In my personal opinion, if you plan on cruising the ICW and want to make bridge openings on a set schedule, a Diesel engine will be your friend and an electric motor will be a nightmare. Since we had no hurry and were willing to put up with the slow pace of progress, we trudged along the ICW from Hatteras, NC to Georgetown, SC. This little distance took us about 4 months, so very slow! Once we made it to Georgetown, we began coastal hopping down the East Coast and were free from the ICW. Here the electric motor shined like a star!

We would typically burn up about 20-30% of our battery bank in getting out of the harbor we were anchored, but all of this was regenerated by the time we made it to our next inlet. We had plenty of power to motor in (with the tide) and anchor. We would then crank on the generator to charge back what we consumed in getting there.

Having a generator was really handy for coastal hopping and mandatory for the ICW, but that is about where it's uses end for us.

We left Florida and sailed to the Bahamas where we were able to sail in and out of anchorages, as well as between the islands with ease. We used the motor for short spurts of power in some tricky areas, but the intense sun was able to charge the batteries back in about a week. The generator helped give us more power and sooner than a week; but it was not mandatory, only helpful.

When we left the Bahamas for the Azores, we carried 10 gallons of gasoline for the generator to help power us along the way. We had no wind and this voyage took 21 days to get to Bermuda, but we only ran the generator twice in our time at sea.

Foolishly, we purchased a third gas can and carried with us 15 gallons of gasoline when we left Bermuda for the Azores.

The winds were much more favorable and present, giving us the ability to sail the whole way across the ocean with considerable speed. On this voyage, we discovered that all of our solar panels had died of corrosion, meaning that our only two power sources were the generator and the motors regeneration to keep our fridge running.

The reason I say we foolishly carried 15 gallons of fuel is because we never needed to run the generator. The propeller spinning 24 hours a day provided us with so much power that we spent most of the journey at full charge!

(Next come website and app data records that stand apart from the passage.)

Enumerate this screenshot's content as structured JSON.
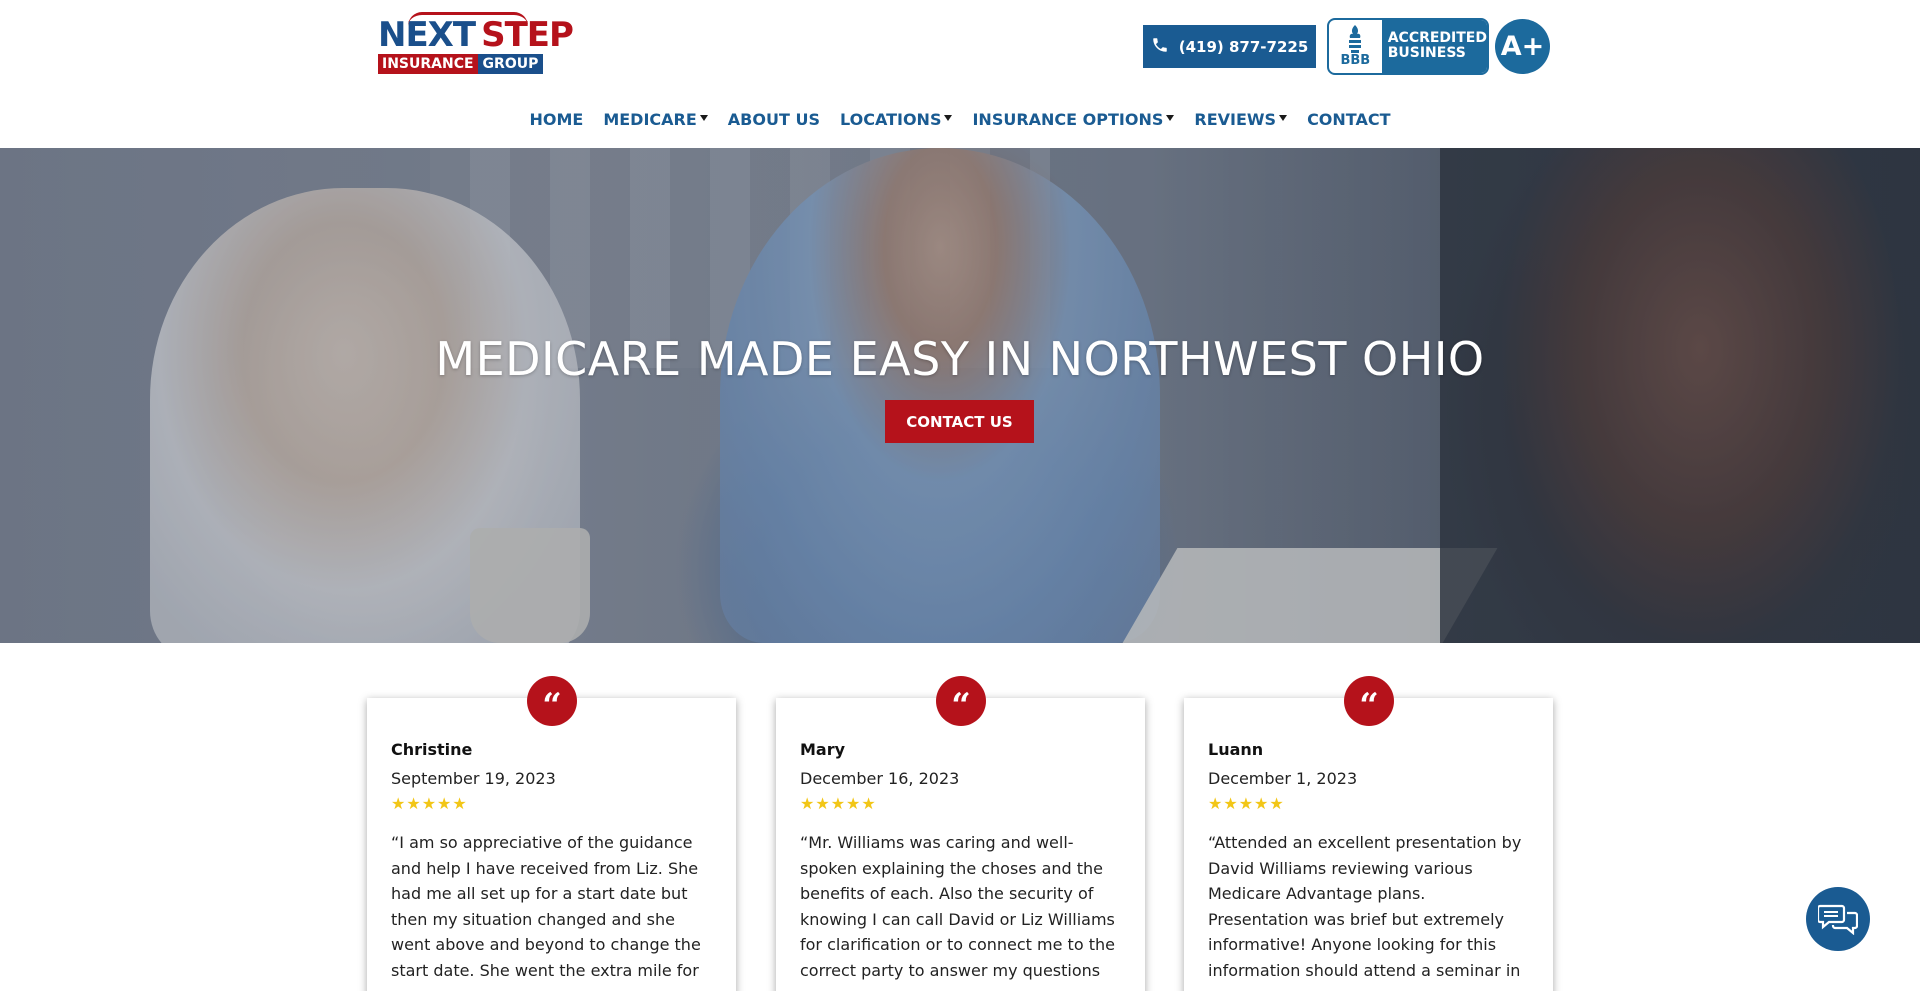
{
  "brand": {
    "logo_top_a": "NEXT",
    "logo_top_b": "STEP",
    "logo_bottom_a": "INSURANCE",
    "logo_bottom_b": "GROUP"
  },
  "header": {
    "phone_label": "(419) 877-7225",
    "bbb_mark": "BBB",
    "bbb_line1": "ACCREDITED",
    "bbb_line2": "BUSINESS",
    "bbb_rating": "A+"
  },
  "nav": {
    "items": [
      {
        "label": "HOME"
      },
      {
        "label": "MEDICARE"
      },
      {
        "label": "ABOUT US"
      },
      {
        "label": "LOCATIONS"
      },
      {
        "label": "INSURANCE OPTIONS"
      },
      {
        "label": "REVIEWS"
      },
      {
        "label": "CONTACT"
      }
    ]
  },
  "hero": {
    "title": "MEDICARE MADE EASY IN NORTHWEST OHIO",
    "cta_label": "CONTACT US"
  },
  "reviews": [
    {
      "name": "Christine",
      "date": "September 19, 2023",
      "rating": 5,
      "text": "“I am so appreciative of the guidance and help I have received from Liz. She had me all set up for a start date but then my situation changed and she went above and beyond to change the start date. She went the extra mile for"
    },
    {
      "name": "Mary",
      "date": "December 16, 2023",
      "rating": 5,
      "text": "“Mr. Williams was caring and well-spoken explaining the choses and the benefits of each. Also the security of knowing I can call David or Liz Williams for clarification or to connect me to the correct party to answer my questions"
    },
    {
      "name": "Luann",
      "date": "December 1, 2023",
      "rating": 5,
      "text": "“Attended an excellent presentation by David Williams reviewing various Medicare Advantage plans. Presentation was brief but extremely informative! Anyone looking for this information should attend a seminar in"
    }
  ],
  "colors": {
    "brand_blue": "#1a5b92",
    "brand_red": "#b5121b",
    "star_gold": "#f2c617"
  }
}
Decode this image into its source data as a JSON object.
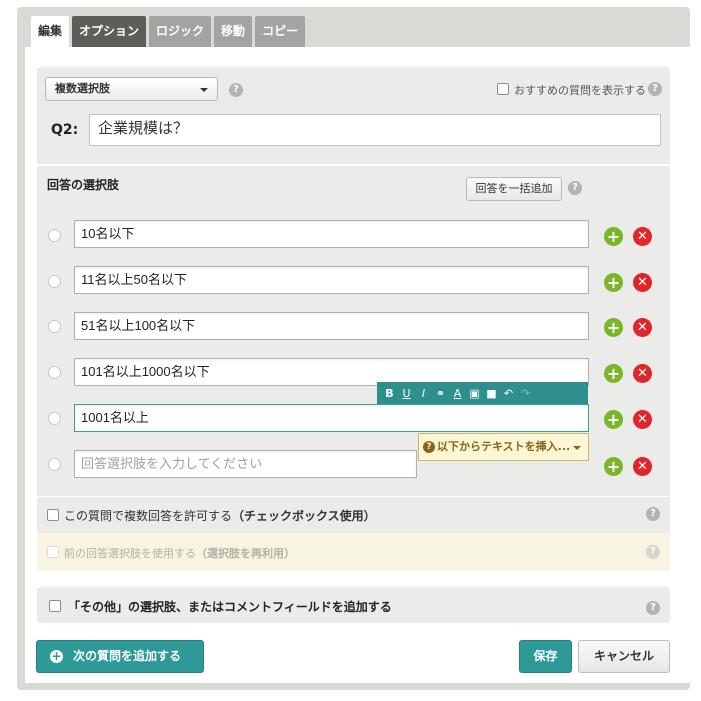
{
  "tabs": [
    {
      "label": "編集"
    },
    {
      "label": "オプション"
    },
    {
      "label": "ロジック"
    },
    {
      "label": "移動"
    },
    {
      "label": "コピー"
    }
  ],
  "question": {
    "type_select": "複数選択肢",
    "show_recommended_label": "おすすめの質問を表示する",
    "number_label": "Q2:",
    "text": "企業規模は？"
  },
  "answers": {
    "title": "回答の選択肢",
    "bulk_add_label": "回答を一括追加",
    "items": [
      {
        "value": "10名以下"
      },
      {
        "value": "11名以上50名以下"
      },
      {
        "value": "51名以上100名以下"
      },
      {
        "value": "101名以上1000名以下"
      },
      {
        "value": "1001名以上"
      }
    ],
    "new_placeholder": "回答選択肢を入力してください",
    "insert_text_label": "以下からテキストを挿入..."
  },
  "rte_toolbar": [
    "B",
    "U",
    "I",
    "link",
    "A",
    "image",
    "video",
    "undo",
    "redo"
  ],
  "options": {
    "multi_answer_label": "この質問で複数回答を許可する",
    "multi_answer_hint": "（チェックボックス使用）",
    "reuse_label": "前の回答選択肢を使用する",
    "reuse_hint": "（選択肢を再利用）",
    "other_label": "「その他」の選択肢、またはコメントフィールドを追加する"
  },
  "footer": {
    "next_label": "次の質問を追加する",
    "save_label": "保存",
    "cancel_label": "キャンセル"
  },
  "colors": {
    "accent": "#2e9a98",
    "add": "#7ab52c",
    "delete": "#e0252d"
  }
}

In the open ocean, an electric motor is far superior to a Diesel engine. It will silently produce electricity all the time with no limitations of fuel capacities. When the winds are good, you will be sailing, and when the winds are not blowing, grab a book and wait for them to return! We crossed from Bermuda to the Azores in 24 days, with 4 days in a row where we were totally becalmed. The other 20 days had great winds that carried us over 100 miles per day and kept all the batteries charged.

An electric motor is not ideal for every situation, and not ideal for every sailor. If you have a tight schedule or want to move at a set minimum speed, you will be better off with a diesel motor. If you actually sail, and/or sail long distances, then an electric motor will be your new best friend.

We personally view our electric motor as a hydrogenerator that helps with docking and have never been happier with it!